Citation: Alazi E and Ram AFJ (2018) Modulating Transcriptional Regulation of Plant Biomass Degrading Enzyme Networks for Rational Design of Industrial Fungal Strains. Front. Bioeng. Biotechnol. 6:133. doi: 10.3389/fbioe.2018.00133

Received: 28 March 2018; Accepted: 05 September 2018;
Published: 25 September 2018.

Edited by:

Gustavo Henrique Goldman, Universidade de São Paulo, Brazil

Reviewed by:

Ramón Alberto Batista-García, Universidad Autónoma del Estado de Morelos, Mexico
Bernhard Seiboth, Technische Universität Wien, Austria

Copyright © 2018 Alazi and Ram. This is an open-access article distributed under the terms of the Creative Commons Attribution License (CC BY). The use, distribution or reproduction in other forums is permitted, provided the original author(s) and the copyright owner(s) are credited and that the original publication in this journal is cited, in accordance with accepted academic practice. No use, distribution or reproduction is permitted which does not comply with these terms.

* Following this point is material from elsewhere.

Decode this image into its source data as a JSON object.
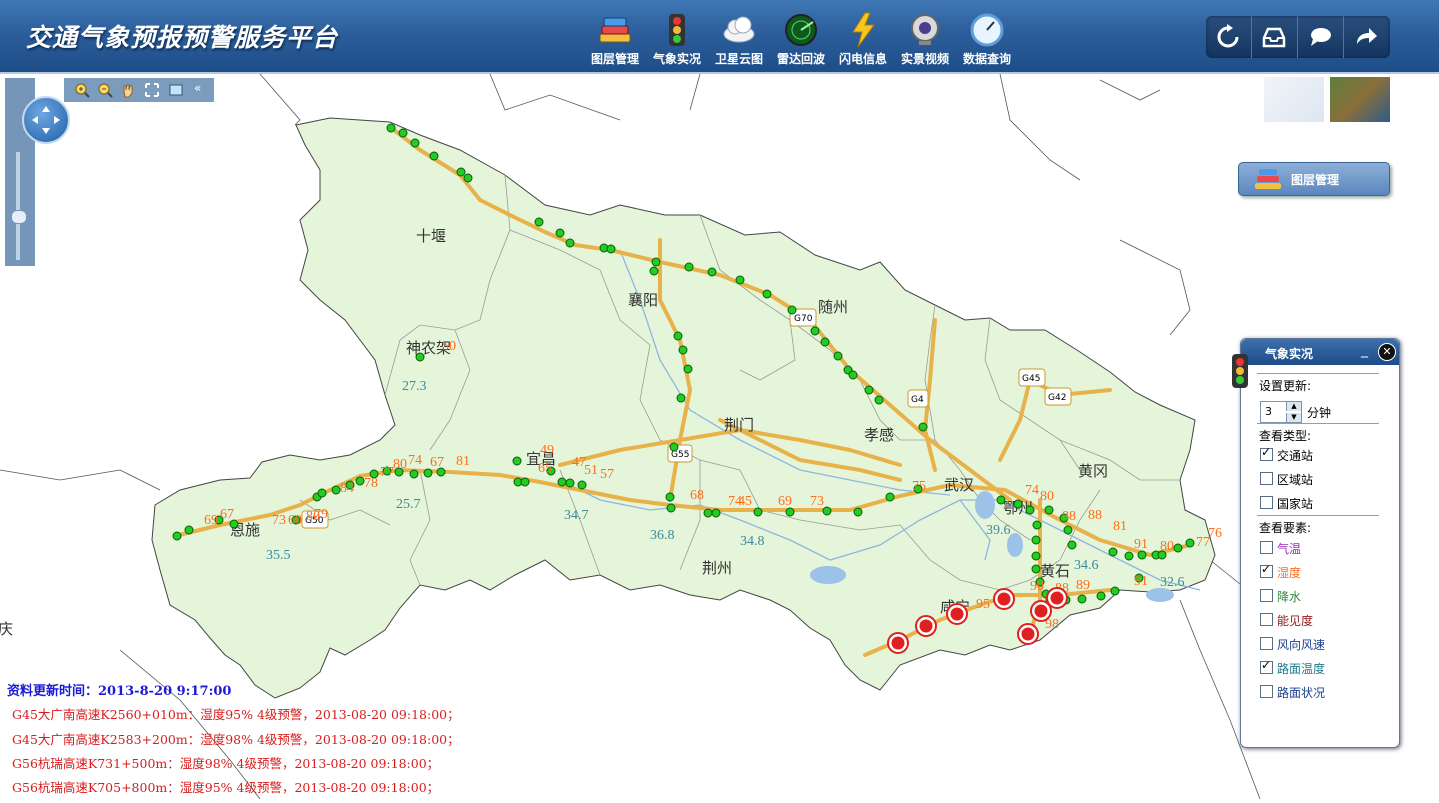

*Correspondence: Arthur F. J. Ram, a.f.j.ram@biology.leidenuniv.nl